Padding

From Wikipedia, the free encyclopedia
Jump to: navigation, search

Padding is thin cushioned material sometimes added to clothes. It is often done in an attempt to soften impacts on certain zones of the body or enhance appearance by 'improving' a physical feature, often a sexually significant one. In fashion, there is padding for:

  • Breasts – sometimes called falsies
  • The male crotch – usually called a codpiece.
  • Height – usually in shoes and often called elevator shoes.
  • Width of shoulders, called shoulder pads – in coats and other garments for men, and sometimes for women.

To alter features[edit]

Some padding is added to emphasize particular physical features that are usually not present. Women, for instance, rarely have prominent shoulders, but for some years shoulder pads have been added to dresses (blouses, etc.). The effect was unnatural for women, but gave them a more masculine outline which was sometimes thought to be of benefit in business situations.

Padding in undergarments is also used by some crossdressers. This may include a form of padding in the shape of male genitals worn in the underwear of a female who is passing as a male, or hip and buttock padding worn by a male who is passing as a female.

As protection[edit]

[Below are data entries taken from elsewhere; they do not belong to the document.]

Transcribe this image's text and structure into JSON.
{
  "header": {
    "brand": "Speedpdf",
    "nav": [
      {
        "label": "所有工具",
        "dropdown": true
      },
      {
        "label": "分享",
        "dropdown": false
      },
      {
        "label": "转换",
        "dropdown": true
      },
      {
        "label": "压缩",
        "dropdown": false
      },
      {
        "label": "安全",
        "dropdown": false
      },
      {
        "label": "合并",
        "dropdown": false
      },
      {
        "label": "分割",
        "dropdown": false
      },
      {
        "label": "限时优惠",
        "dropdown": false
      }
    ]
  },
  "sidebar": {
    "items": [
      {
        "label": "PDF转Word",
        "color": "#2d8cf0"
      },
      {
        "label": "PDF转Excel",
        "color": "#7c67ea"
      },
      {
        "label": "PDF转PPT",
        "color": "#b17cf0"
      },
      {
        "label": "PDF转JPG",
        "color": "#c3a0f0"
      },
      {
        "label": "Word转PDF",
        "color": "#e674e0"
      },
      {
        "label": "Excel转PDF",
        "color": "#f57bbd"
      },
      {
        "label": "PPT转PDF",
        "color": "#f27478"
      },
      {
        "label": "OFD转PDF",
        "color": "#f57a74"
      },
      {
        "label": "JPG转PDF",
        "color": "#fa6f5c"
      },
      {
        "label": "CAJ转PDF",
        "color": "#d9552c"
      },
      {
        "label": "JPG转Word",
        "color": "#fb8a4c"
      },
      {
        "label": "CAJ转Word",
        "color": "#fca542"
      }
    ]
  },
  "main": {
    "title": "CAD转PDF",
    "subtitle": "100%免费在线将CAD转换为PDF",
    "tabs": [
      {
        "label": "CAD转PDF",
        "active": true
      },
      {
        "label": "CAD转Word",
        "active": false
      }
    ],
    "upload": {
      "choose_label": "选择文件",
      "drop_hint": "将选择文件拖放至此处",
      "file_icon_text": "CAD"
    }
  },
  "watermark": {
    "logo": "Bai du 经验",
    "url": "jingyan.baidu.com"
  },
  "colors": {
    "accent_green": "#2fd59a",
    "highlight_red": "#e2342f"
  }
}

Padding is also added to clothing for insulation or cushioning reasons. Thus, many coats and outergarments (especially those for outdoor use in cold climates) are padded with such materials as felt or down or feathers or artificial insulations. Cushioning padding is included in some sporting goods, especially those intended for use in combat sports (e.g., fencing, some martial arts, etc.). Garments intended for actual use in combat were once commonly padded (e.g., by the ancient Greeks under armor, or by the Japanese until the mid-19th century), but have largely been replaced by light armor made of, for instance, Kevlar. If included in a vest, such armor makes a bullet-proof vest.